It is hard to like a villain, but it is harder to disagree with a villain when they make sense. Erik Lehnsherr, Magento, is the villain, but at the same time, a reader can identify and empathize with the man. Having survived the Holocaust, and no matter how hard he has tried to live a normal life, Magneto is constantly found out and cast out of society. The man has only wanted to live peacefully, but Magneto is seen to be a threat and is forced to hide himself from society.
In X-Men: Black – Magneto #1 we meet a kindly old gentleman who is also one of the most powerful mutants in the world. His crimes, misdeeds, and good acts are legendary, but the man we meet in the Gold Star Café, is a man who is tired of the world that mistreats people because they are different.

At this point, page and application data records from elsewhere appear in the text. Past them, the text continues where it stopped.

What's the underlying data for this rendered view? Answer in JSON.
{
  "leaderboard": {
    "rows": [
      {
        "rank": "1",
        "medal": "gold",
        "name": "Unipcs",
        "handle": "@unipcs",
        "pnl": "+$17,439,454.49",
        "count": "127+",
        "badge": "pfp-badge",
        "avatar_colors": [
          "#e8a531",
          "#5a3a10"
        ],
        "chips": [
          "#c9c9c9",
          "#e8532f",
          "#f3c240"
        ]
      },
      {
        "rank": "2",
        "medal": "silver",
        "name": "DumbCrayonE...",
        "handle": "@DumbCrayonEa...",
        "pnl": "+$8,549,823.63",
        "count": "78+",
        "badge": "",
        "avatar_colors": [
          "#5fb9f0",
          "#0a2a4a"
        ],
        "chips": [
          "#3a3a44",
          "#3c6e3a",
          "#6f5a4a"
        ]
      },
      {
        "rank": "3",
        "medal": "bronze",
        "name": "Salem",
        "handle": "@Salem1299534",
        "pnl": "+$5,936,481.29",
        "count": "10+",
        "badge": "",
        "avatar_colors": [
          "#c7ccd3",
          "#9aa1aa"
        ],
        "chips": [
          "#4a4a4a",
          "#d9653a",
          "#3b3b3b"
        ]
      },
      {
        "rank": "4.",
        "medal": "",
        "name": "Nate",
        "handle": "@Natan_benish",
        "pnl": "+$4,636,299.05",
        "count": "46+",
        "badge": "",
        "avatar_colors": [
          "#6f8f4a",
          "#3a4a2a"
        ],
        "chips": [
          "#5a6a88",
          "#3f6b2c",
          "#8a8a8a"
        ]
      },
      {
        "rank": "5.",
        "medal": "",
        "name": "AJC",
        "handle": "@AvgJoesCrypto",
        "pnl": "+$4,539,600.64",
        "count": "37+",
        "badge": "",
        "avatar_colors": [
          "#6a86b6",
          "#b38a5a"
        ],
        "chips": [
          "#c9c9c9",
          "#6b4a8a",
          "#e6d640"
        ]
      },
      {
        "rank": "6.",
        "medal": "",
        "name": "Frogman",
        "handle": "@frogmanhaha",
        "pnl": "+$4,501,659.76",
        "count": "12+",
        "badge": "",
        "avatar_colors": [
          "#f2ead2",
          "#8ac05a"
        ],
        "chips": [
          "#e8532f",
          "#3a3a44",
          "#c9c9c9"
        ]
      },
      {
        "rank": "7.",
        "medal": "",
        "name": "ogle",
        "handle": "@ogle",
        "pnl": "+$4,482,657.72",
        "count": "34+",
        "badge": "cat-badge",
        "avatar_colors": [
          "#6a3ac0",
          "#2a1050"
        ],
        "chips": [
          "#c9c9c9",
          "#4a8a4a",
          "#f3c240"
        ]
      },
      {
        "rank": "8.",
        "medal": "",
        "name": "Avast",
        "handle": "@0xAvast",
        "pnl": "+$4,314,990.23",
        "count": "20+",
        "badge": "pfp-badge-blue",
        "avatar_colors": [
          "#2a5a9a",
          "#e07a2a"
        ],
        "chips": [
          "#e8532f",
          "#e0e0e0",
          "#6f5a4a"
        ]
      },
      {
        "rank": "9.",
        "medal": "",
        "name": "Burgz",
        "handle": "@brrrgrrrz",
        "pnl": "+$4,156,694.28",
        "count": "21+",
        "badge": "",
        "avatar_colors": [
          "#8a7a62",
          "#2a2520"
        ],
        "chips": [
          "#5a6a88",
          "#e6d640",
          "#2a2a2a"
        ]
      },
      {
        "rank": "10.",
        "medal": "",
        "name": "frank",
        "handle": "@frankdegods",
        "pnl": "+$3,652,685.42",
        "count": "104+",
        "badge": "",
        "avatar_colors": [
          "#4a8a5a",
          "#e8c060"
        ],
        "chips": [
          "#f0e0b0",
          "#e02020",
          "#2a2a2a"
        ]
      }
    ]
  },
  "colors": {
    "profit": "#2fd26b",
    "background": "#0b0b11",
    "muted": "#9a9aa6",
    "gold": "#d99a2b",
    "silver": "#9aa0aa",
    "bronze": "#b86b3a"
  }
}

Magneto survived one of the most brutal moments in modern history, the Holocaust. The murder of millions because they were Jewish left a definitive scar on the character of Erik Lehnsherr. That scar has caused him to act out in violent ways.
Magneto has come to a prison in a remote corner of Texas to free kids who are suspected mutants, and though he may look older and frail, he can still kick butt. Despite being hurt during the battle at the prison, he is successful.
What writer Chris Claremont did that made this story perfect, was introducing a brief second act that took place 24 hours prior to the current events. Here on his remote asteroid, we see Magneto practicing his battle skills against simulation X-Men without safety limits. He might be older, but Magneto is still capable of fighting.
Magneto has always been focused on the idea of uniting mutants in a battle against humans, and in this comic too, we see Magneto say to the kids that they need to leave with him. Writer Claremont takes the opportunity to show that all people who are treated poorly because they are different from the majority, do not turn vengeful instantly.
The kids even take the opportunity to lecture Magneto that the United States was founded on certain ideals and that people have been dying for decades to preserve those rights. Maybe it is their time to fight for those rights.
By the end of the comic, Magneto has sent a thank you letter to Kate for offering him hope. Beneath the surface of this peaceful veneer that seems to take hold throughout the comic, there is a definitive force that is looking to exploit the weaknesses of others, for the perfect moment to strike, and Magneto should be on the lookout.
I give X-Men: Black – Magneto #1 4 magnets out of 4. For intense action, a crisp narrative that uses story elements that were most surely inspired by current events, and for humanizing Magneto. Entertaining throughout, and the set up for an exciting series to come, Magneto is in great writing hands, and filtering the real-world stories of today into the comic verse will only make this storyline even more powerful and relevant. The X-Men Black series has started with a home run, I look forward to more.